Your goal: Please copy out each line of the entries in which "structured" appears.

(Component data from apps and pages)
↓

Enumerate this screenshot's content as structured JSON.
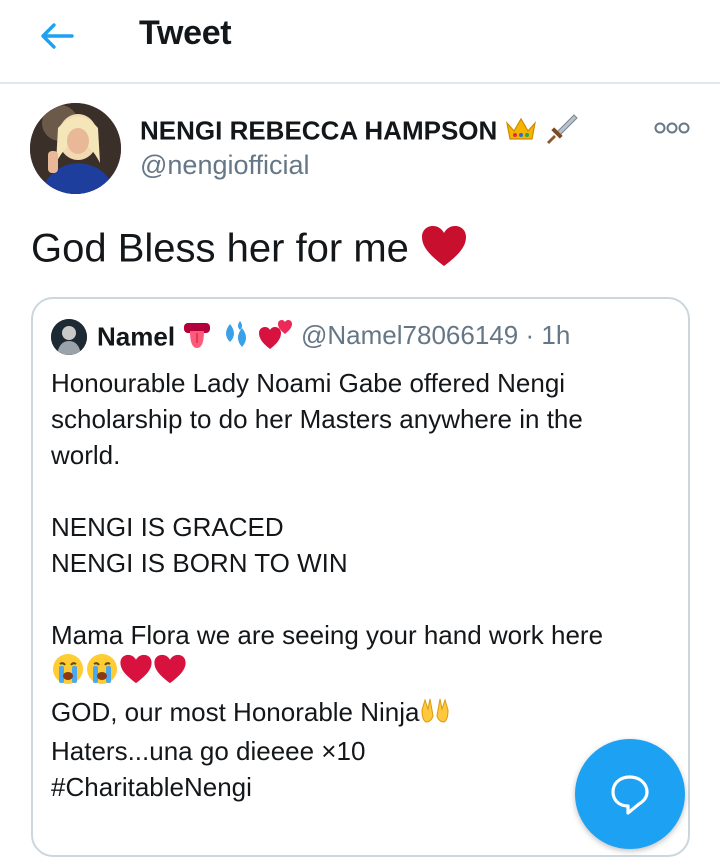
{
  "header": {
    "back_icon": "arrow-left-icon",
    "title": "Tweet",
    "accent_color": "#1da1f2"
  },
  "tweet": {
    "author_name": "NENGI REBECCA HAMPSON",
    "name_emojis": [
      "crown-icon",
      "dagger-icon"
    ],
    "handle": "@nengiofficial",
    "more_icon": "more-options-icon",
    "text": "God Bless her for me",
    "text_emoji": "red-heart-icon"
  },
  "quoted_tweet": {
    "author_name": "Namel",
    "name_emojis": [
      "tongue-icon",
      "sweat-droplets-icon",
      "two-hearts-icon"
    ],
    "handle": "@Namel78066149",
    "separator": "·",
    "time": "1h",
    "lines": {
      "l1": "Honourable Lady Noami Gabe offered Nengi",
      "l2": "scholarship to do her Masters anywhere in the",
      "l3": "world.",
      "l4": "NENGI IS GRACED",
      "l5": "NENGI IS BORN TO WIN",
      "l6": "Mama Flora we are seeing your hand work here",
      "l7_emojis": [
        "crying-face-icon",
        "crying-face-icon",
        "red-heart-icon",
        "red-heart-icon"
      ],
      "l8": "GOD, our most Honorable Ninja",
      "l8_emoji": "raising-hands-icon",
      "l9": "Haters...una go dieeee ×10",
      "l10": "#CharitableNengi"
    }
  },
  "fab": {
    "icon": "reply-icon",
    "color": "#1da1f2"
  }
}
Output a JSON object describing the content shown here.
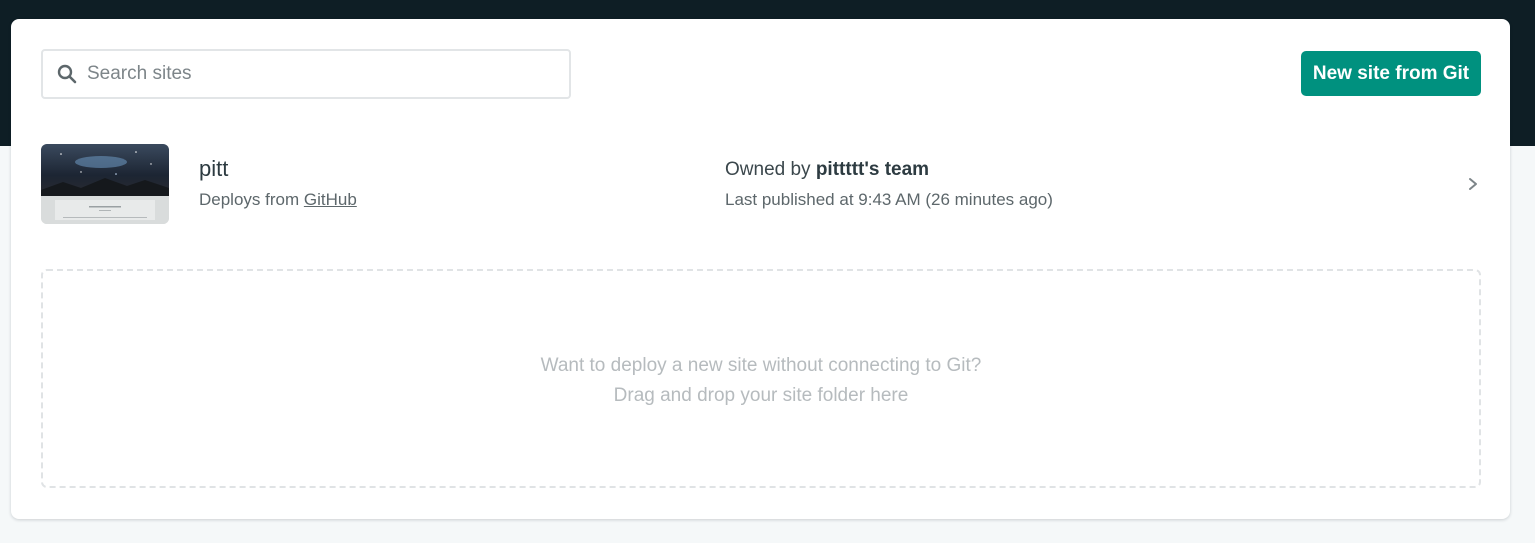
{
  "search": {
    "placeholder": "Search sites",
    "value": "",
    "icon": "search-icon"
  },
  "toolbar": {
    "new_site_label": "New site from Git"
  },
  "sites": [
    {
      "name": "pitt",
      "deploy_prefix": "Deploys from ",
      "deploy_source": "GitHub",
      "owner_prefix": "Owned by ",
      "owner_team": "pittttt's team",
      "published": "Last published at 9:43 AM (26 minutes ago)",
      "chevron_icon": "chevron-right-icon"
    }
  ],
  "dropzone": {
    "line1": "Want to deploy a new site without connecting to Git?",
    "line2": "Drag and drop your site folder here"
  },
  "colors": {
    "header_bg": "#0e1e25",
    "accent": "#00917f",
    "page_bg": "#f5f8f9"
  }
}
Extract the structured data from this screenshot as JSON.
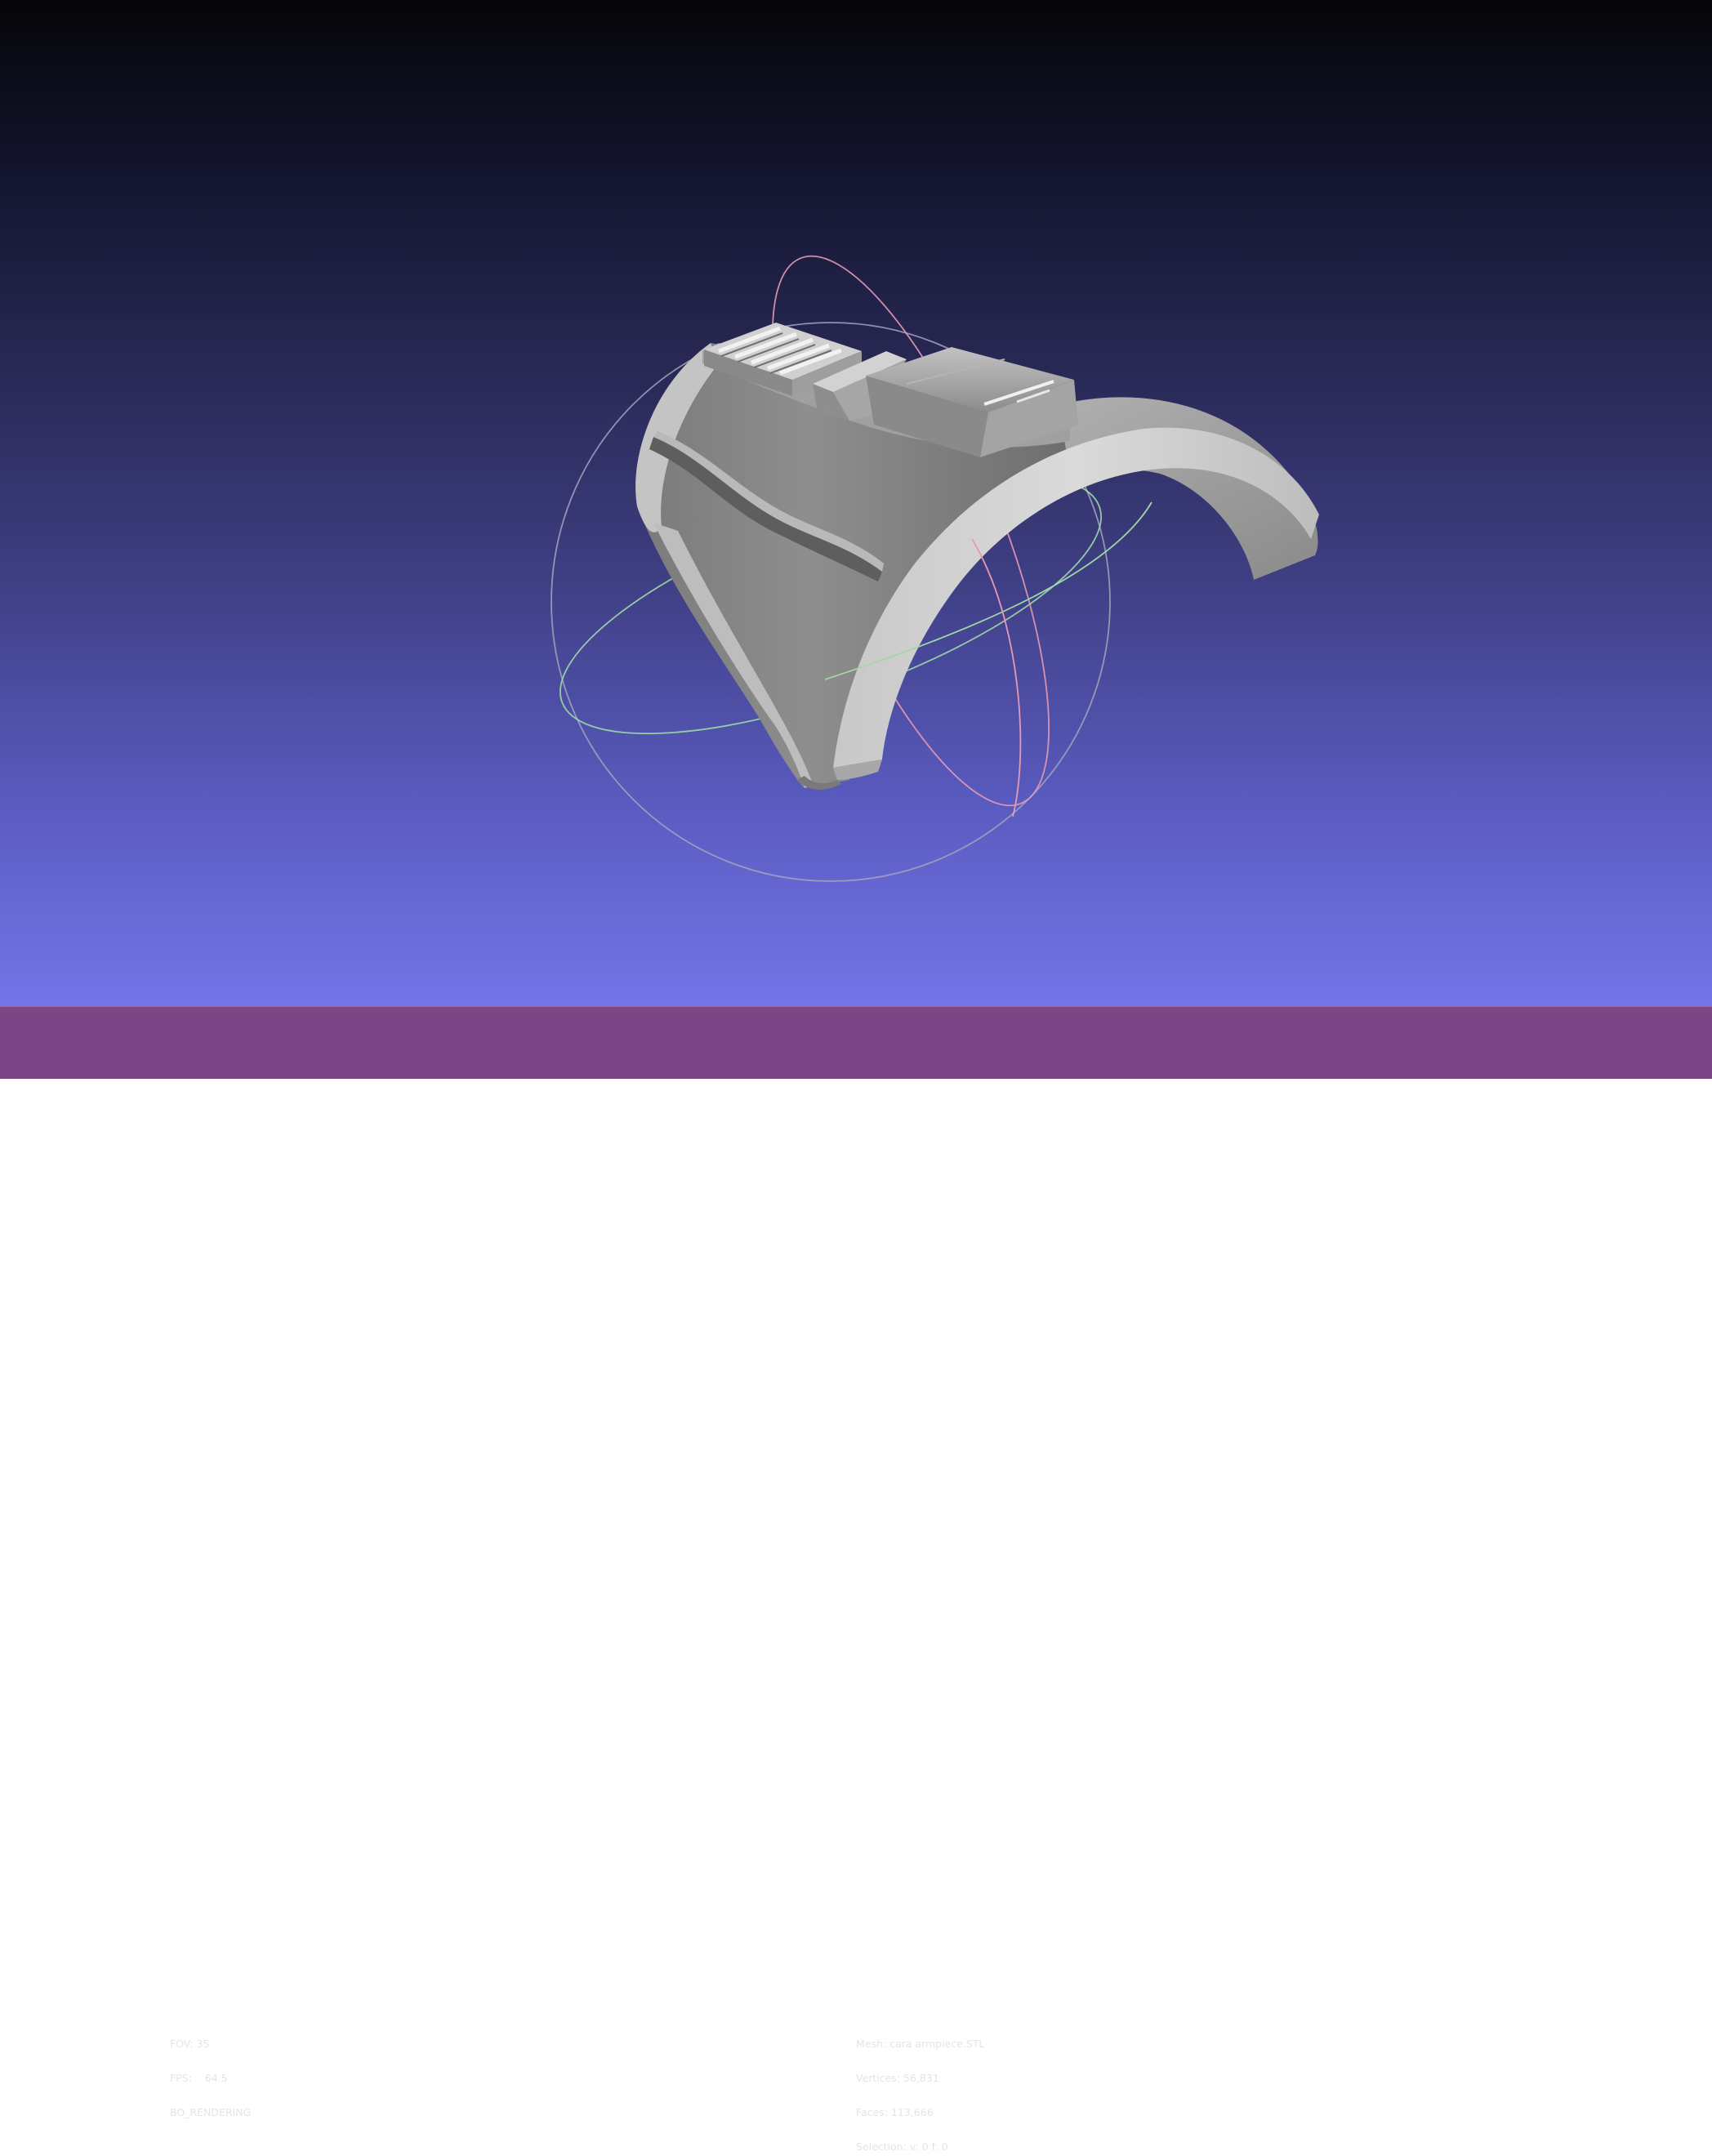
{
  "viewer": {
    "left_info": {
      "fov": "FOV: 35",
      "fps": "FPS:    64.5",
      "render_mode": "BO_RENDERING"
    },
    "mesh_info": {
      "mesh": "Mesh: cara armpiece.STL",
      "vertices": "Vertices: 56,831",
      "faces": "Faces: 113,666",
      "selection": "Selection: v: 0 f: 0"
    }
  },
  "colors": {
    "statusbar": "#7c4585",
    "mesh": "#9a9a9a",
    "trackball_x": "#e59ab4",
    "trackball_y": "#9ed8a8",
    "trackball_z": "#b0b0c8"
  }
}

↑

Reply:
Enumerate this screenshot's content as structured JSON.
Extract the structured data from this screenshot as JSON.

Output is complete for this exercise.